It’s apologetic. It blames a “system” in which the deck is stacked against you, the consumer, for my failure to accept a case. And it offers several other options, including small-claims court or a credit-card dispute, as possible alternatives.
It was just a matter of time before corporations created the perfect form letter, capable of fooling a veteran consumer advocate. Or you.
You know what I’m talking about: those emails that say “we’re sorry you feel that way,” but offering you nothing for a customer-service failure.
Spotting a form letter used to be super easy, which was helpful, because you could quickly appeal the boilerplate rejection to a supervisor. In the early days of email, when low-level agents didn’t understand the difference between text and HTML, you could actually see the cut-and-paste responses, because they were rendered in a different font. You knew you were being fed a line.

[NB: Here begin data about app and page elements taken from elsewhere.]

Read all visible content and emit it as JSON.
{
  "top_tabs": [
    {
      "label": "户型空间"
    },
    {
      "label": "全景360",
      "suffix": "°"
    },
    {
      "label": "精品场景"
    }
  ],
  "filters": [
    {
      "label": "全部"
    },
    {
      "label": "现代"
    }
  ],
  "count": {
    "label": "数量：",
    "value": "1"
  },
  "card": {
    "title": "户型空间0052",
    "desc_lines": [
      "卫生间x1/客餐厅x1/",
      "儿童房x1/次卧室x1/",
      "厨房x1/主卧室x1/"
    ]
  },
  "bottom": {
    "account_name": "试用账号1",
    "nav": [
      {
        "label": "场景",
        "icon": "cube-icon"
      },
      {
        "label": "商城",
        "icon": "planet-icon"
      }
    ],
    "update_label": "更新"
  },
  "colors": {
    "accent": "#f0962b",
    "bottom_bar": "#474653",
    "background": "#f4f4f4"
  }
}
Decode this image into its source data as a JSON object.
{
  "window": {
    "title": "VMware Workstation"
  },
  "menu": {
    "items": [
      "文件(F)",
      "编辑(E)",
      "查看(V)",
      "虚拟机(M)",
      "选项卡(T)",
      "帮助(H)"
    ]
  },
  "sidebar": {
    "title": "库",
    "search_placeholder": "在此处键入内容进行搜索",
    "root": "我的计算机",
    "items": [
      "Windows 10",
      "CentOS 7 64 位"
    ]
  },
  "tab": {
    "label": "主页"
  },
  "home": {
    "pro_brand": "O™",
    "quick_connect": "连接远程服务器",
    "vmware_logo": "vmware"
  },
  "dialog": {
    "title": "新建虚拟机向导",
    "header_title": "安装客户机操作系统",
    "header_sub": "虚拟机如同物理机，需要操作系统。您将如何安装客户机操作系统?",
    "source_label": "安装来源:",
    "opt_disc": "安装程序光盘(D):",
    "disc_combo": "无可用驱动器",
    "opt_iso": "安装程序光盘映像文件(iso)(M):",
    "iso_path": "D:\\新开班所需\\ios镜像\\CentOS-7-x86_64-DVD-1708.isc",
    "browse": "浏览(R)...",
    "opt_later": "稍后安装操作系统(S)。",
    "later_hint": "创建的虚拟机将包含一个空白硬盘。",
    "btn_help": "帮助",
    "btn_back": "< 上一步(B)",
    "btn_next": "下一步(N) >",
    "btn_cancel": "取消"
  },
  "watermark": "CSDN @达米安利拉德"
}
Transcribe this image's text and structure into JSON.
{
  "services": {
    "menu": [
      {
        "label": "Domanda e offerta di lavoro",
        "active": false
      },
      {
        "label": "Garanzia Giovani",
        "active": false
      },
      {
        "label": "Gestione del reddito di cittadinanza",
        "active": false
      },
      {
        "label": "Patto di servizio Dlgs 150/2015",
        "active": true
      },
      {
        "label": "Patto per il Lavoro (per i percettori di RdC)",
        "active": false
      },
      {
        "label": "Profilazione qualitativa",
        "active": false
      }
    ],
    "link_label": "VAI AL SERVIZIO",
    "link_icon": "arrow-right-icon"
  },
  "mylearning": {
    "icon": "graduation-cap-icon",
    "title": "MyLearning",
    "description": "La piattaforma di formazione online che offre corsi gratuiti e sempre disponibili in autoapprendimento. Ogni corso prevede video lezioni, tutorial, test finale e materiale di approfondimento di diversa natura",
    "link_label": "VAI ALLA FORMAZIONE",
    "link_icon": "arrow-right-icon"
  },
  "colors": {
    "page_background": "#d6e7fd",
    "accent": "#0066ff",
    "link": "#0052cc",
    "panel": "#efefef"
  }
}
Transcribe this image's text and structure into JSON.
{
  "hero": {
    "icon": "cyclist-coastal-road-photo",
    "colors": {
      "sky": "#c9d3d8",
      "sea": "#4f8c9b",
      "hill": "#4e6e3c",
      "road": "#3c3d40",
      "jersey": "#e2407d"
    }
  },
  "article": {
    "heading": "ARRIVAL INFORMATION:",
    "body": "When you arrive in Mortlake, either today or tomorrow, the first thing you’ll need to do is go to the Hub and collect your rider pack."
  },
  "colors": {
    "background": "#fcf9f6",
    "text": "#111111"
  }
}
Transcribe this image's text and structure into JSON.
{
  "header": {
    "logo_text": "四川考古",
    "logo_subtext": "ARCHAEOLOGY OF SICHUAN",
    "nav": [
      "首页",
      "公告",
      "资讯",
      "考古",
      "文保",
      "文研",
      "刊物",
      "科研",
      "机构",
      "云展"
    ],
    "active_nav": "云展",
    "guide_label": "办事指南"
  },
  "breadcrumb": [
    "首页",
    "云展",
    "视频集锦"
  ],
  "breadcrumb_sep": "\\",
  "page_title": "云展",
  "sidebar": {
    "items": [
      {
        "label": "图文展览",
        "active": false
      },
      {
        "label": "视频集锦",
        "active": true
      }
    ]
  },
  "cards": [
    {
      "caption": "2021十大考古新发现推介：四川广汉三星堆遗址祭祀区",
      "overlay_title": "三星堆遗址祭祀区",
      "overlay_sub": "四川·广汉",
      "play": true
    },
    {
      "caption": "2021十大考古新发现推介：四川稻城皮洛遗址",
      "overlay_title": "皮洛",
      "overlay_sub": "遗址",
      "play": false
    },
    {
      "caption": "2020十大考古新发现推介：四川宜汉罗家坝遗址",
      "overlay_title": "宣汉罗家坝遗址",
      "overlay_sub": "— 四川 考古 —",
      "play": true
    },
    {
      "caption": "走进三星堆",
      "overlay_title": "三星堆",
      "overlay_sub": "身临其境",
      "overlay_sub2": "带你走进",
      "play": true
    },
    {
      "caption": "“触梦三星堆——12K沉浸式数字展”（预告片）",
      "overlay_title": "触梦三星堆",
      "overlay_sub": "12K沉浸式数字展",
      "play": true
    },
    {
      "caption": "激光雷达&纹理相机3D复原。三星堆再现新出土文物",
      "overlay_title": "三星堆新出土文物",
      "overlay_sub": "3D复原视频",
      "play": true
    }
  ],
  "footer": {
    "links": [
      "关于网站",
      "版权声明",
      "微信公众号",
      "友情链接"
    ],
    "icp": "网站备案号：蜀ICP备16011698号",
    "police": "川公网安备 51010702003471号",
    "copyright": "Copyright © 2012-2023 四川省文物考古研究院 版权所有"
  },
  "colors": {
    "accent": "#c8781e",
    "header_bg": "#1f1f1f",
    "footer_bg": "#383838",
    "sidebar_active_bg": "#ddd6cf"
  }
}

If you said, “not really,” then maybe you know Theresa Putkey, a consultant from Vancouver. She had a run-in with a TSA agent recently after trying to opt out of a full-body scan, and sent a complaint letter to the agency assigned to protect America’s transportation systems.
If you’ve recently been the unlucky recipient of a rejection letter from your airline, hotel or car rental company, you’re in good company. The travel industry appears to be sending out more form letters than ever.
I know, because my blog is the travel industry equivalent of the “Wall of Shame” to which high school seniors pin their college rejection letters. Every day, travelers click on my site to admire the latest pre-written “no” from a company. There’s no shortage of material. Read more “Rejected? Enjoy the art, but you can still appeal”
Last summer, Jennifer Patronis’ father suffered a massive aneurysm and stroke. She immediately booked a round-trip ticket from Athens to Cleveland on Delta Air Lines to be with him. Three months later, he died, leaving her with an unexpected problem: How to get back to Greece, where she lived.
Despite a verbal promise that it would waive its ticket change fee, Delta wanted another $700 for her return flight. That’s over and above the $1,000 she spent on the roundtrip ticket.